Alternative Minimum Tax

The alternative minimum tax (AMT) targets higher income earners and therefore provides an exemption for taxpayers with income levels below a certain threshold. The AMT exemption amounts are:

  • $55,850 for separate filers
  • $111,700 for married couples filing jointly
  • $71,700 for singles and heads of households

Here are the exemption phaseout thresholds:

  • $1,020,600 for married couples
  • $510,300 for all other taxpayers with the exception of estates and trusts

Planning Opportunities

Most taxpayers will not find themselves subject to AMT for the following reasons:

  • Nonbusiness miscellaneous deductions are not currently deductible
  • The state and local tax deduction is significantly limited
  • A substantial increase to the AMT exemption phaseout level

Note that the first two are historical add-backs for AMT.

AMT will continue to impact taxpayers with more substantial transactions that have AMT adjustments, such as incentive stock options. The planning opportunities will revolve around keeping taxable income below the income threshold amounts during the years that the AMT transaction transpires.

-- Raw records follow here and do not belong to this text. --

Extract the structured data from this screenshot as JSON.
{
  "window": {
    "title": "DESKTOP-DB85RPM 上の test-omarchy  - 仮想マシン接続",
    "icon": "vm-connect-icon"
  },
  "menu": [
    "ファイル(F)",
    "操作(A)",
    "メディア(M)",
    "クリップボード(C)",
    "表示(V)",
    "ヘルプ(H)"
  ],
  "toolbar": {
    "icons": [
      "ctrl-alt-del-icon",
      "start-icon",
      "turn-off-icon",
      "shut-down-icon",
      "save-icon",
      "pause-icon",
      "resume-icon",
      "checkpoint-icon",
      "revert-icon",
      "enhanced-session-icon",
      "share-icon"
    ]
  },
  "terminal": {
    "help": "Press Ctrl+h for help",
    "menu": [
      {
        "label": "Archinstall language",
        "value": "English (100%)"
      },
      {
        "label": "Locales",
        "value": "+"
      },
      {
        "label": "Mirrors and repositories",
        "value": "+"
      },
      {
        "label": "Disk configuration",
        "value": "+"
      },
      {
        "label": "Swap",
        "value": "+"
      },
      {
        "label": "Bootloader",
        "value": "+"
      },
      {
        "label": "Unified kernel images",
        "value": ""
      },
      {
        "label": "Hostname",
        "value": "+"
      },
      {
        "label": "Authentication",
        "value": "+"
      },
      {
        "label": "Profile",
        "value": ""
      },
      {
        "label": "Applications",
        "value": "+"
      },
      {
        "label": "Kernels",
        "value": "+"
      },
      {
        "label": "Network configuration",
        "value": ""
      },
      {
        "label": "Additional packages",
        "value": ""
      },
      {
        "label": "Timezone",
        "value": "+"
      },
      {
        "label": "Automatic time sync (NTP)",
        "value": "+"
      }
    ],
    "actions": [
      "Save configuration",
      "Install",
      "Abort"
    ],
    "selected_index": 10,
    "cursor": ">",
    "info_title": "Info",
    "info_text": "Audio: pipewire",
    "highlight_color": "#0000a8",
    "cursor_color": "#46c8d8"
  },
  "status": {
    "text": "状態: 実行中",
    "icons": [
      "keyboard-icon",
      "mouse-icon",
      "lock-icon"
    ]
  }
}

For example, taxpayers could potentially exclude gain from certain small business stock if it meets the Internal Revenue Code (IRC) Section 1202 guidelines. The exclusion does include an AMT add-back component, which historically made the provision less lucrative. If you’re expecting a transaction that meets the IRC Section 1202 guidelines, it will be vital to defer income or accelerate deductions to remain below the income threshold of $1 million for married filers or $500,000 for other taxpayers.

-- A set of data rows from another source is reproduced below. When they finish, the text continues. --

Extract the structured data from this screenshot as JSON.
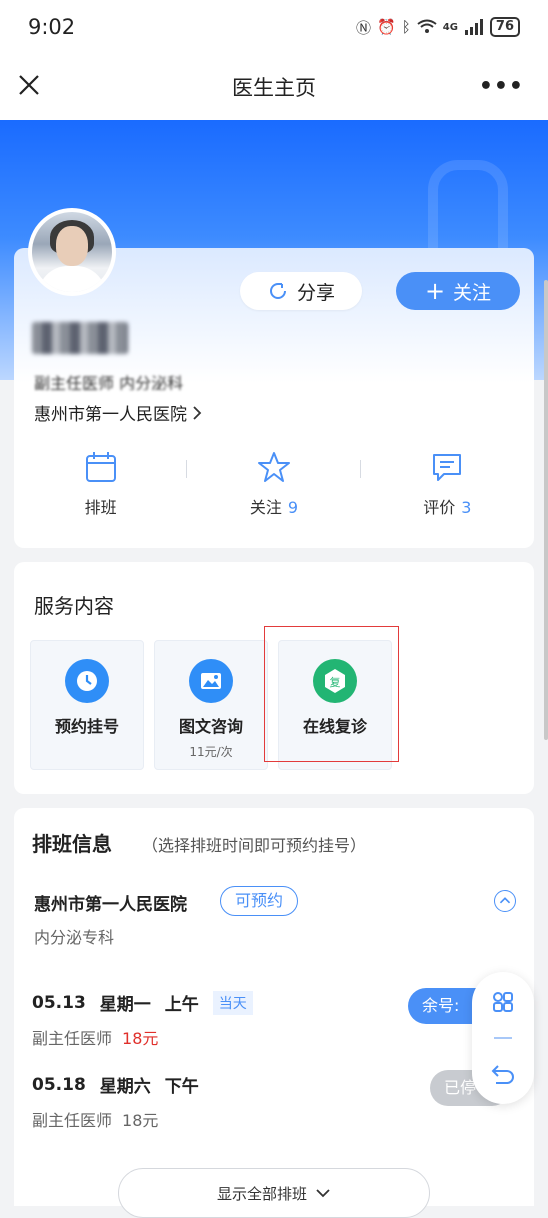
{
  "status": {
    "time": "9:02",
    "signal": "4G",
    "battery": "76"
  },
  "nav": {
    "title": "医生主页"
  },
  "profile": {
    "name": "",
    "title": "副主任医师 内分泌科",
    "hospital": "惠州市第一人民医院",
    "share_label": "分享",
    "follow_label": "关注"
  },
  "stats": [
    {
      "label": "排班",
      "count": ""
    },
    {
      "label": "关注",
      "count": "9"
    },
    {
      "label": "评价",
      "count": "3"
    }
  ],
  "services": {
    "title": "服务内容",
    "items": [
      {
        "name": "预约挂号",
        "sub": "",
        "color": "#2f8ef7"
      },
      {
        "name": "图文咨询",
        "sub": "11元/次",
        "color": "#2f8ef7"
      },
      {
        "name": "在线复诊",
        "sub": "",
        "color": "#22b573",
        "glyph": "复"
      }
    ]
  },
  "schedule": {
    "title": "排班信息",
    "hint": "（选择排班时间即可预约挂号）",
    "hospital": "惠州市第一人民医院",
    "tag": "可预约",
    "dept": "内分泌专科",
    "rows": [
      {
        "date": "05.13",
        "weekday": "星期一",
        "period": "上午",
        "badge": "当天",
        "title": "副主任医师",
        "price": "18元",
        "status": "余号:"
      },
      {
        "date": "05.18",
        "weekday": "星期六",
        "period": "下午",
        "badge": "",
        "title": "副主任医师",
        "price": "18元",
        "status": "已停"
      }
    ],
    "show_all": "显示全部排班"
  }
}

More Resources

Individuals will need to consider the effects of President Trump’s tax reform in their 2017 income taxes.

Learn how eligible small businesses and individuals can offset alternative minimum tax (AMT) with R&D credits.